We’ll all find out next month during the US elections.
Focusing on the Elections
A special section dedicated to the upcoming Senate elections is being closely watched by those interested in using this technology. Currently, the Boston-based firm has fewer than 100 customers according to founder Christopher Ahlberg. If his service can accurately predict the outcome of the various races, particularly the close ones, his customer base will likely increase dramatically.
The Senate Elections section focuses on a handful of key indicators and tracks polls and news for 19 of the most “interesting” elections. The algorithm attempts to gauge sentiment and momentum over the last month. Despite claims of real-time accuracy, the data available to the public appears to be about a week behind.
How it Works
By scouring news sources, blogs, and social media sites, Recorded Future analyzes data in real time. Every instance of data is weighed based upon several factors such as historical accuracy – a financial site whose articles tend to accurately predict future stock trends will have more “clout” than one that is often wrong.
In a white paper, Record Future described their technology as:
Recorded Future has developed an analytics engine, which goes beyond search, explicit link analysis and adds implicit link analysis, by looking at the “invisible links” between documents that talk about the same, or related, entities and events. We do this by separating the documents and their content from what they talk about – the “canonical” entities and events (yes, this model is heavily inspired by Plato and his distinction between the real world and the world of ideas).
“That makes it possible for me to look for specific patterns, like product releases expected from Apple in the near future, or to identify when a company plans to invest or expand into India,” says Ahlberg.
Molding the Future
Deciphering the mountains of data available on the Internet is the key to Recorded Future’s and their competitors’ success. Is it sentiment that molds the news or is it news that molds the sentiment? Which came first, the chicken or the egg? The symbiotic relationship between sentiment and news leads to the next phase of future-analytics technology…
If we can predict the future, can we mold it as well by manipulating the data? Perhaps that’s why the CIA is so interested (and Google, for that matter).
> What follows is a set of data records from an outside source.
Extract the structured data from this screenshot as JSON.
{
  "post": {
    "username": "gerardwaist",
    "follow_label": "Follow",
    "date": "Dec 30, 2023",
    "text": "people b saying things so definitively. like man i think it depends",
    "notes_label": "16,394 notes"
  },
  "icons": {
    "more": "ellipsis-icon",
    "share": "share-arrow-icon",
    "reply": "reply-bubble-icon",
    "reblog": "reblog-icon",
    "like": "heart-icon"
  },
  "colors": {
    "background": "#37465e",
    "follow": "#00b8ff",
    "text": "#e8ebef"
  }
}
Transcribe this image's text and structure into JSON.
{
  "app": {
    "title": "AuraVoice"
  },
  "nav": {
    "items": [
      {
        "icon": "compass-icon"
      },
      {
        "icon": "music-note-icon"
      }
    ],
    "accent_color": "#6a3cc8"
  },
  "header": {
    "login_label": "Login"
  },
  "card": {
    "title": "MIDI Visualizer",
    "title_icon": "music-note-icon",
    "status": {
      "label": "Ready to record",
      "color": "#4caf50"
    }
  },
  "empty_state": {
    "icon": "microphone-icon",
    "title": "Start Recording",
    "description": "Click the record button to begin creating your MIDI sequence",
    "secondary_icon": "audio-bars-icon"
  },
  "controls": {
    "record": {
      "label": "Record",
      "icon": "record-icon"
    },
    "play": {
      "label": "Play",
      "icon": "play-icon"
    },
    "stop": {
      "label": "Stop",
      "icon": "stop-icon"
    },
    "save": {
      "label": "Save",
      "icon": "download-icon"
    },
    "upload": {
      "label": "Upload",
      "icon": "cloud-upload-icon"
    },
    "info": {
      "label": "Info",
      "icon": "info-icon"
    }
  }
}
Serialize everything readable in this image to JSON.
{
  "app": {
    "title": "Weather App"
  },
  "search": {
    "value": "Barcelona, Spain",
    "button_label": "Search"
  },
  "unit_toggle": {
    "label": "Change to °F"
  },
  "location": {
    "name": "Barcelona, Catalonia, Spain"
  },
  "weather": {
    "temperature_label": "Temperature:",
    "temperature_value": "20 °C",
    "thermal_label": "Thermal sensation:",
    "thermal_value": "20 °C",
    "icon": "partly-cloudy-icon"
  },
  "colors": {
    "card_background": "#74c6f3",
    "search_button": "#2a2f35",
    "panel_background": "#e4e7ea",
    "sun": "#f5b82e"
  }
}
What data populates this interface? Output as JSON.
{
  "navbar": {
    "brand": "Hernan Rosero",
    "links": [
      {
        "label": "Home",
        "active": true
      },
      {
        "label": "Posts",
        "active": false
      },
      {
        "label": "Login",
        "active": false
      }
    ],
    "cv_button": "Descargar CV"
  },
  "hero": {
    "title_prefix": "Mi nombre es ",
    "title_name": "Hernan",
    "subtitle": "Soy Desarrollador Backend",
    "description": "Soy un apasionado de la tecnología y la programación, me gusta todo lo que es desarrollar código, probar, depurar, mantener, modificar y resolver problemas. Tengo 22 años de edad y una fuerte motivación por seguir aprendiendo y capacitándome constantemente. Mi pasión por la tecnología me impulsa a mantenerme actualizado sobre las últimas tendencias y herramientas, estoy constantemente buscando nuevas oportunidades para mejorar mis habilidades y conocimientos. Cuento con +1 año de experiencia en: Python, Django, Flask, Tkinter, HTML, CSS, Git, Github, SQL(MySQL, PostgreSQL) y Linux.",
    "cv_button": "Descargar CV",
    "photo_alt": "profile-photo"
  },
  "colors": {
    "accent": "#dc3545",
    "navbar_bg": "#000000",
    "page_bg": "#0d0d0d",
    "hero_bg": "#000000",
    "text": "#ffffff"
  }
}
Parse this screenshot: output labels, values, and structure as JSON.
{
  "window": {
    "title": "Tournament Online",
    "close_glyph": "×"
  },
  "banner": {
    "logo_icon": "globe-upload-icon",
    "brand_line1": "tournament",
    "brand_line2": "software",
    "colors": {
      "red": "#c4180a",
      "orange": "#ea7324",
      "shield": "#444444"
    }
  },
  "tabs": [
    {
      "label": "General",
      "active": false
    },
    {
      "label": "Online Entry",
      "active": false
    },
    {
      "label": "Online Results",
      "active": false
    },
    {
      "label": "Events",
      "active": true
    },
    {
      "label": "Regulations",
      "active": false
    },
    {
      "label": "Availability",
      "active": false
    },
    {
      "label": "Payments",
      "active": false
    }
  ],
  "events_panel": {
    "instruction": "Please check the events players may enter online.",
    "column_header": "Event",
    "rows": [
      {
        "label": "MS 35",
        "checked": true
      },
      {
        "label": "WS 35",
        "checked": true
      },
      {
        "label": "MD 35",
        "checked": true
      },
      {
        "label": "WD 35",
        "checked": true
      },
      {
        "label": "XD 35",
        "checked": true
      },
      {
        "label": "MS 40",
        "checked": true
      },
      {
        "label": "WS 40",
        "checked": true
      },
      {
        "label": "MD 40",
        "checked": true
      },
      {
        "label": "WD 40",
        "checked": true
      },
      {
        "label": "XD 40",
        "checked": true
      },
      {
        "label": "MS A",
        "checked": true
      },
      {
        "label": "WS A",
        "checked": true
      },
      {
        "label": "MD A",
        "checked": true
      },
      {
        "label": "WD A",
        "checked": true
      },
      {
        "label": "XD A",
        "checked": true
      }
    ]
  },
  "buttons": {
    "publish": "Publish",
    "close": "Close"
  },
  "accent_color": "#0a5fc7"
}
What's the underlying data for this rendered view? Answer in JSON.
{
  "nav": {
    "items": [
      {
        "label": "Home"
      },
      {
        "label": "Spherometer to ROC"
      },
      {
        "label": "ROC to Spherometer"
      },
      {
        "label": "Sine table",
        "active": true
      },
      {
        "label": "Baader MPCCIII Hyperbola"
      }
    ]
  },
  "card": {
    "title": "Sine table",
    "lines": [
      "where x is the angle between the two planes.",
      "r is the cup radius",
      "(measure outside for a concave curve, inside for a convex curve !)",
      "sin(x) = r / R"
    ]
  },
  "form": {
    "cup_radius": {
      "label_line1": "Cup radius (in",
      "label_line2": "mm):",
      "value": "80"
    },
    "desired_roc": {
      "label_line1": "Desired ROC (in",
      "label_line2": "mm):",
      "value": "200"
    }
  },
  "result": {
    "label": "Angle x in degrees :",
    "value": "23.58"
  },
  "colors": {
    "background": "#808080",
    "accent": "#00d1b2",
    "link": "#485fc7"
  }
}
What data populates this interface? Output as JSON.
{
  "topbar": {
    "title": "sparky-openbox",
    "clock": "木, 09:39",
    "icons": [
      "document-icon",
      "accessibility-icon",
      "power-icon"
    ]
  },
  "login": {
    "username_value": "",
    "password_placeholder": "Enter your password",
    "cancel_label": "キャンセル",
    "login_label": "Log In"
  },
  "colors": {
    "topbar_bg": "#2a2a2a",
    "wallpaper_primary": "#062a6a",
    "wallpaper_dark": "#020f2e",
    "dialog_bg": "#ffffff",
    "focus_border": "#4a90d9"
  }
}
Come November, we may either start hearing more about Recorded Future or it may sink back into obscurity.
Here’s a glimpse of the service: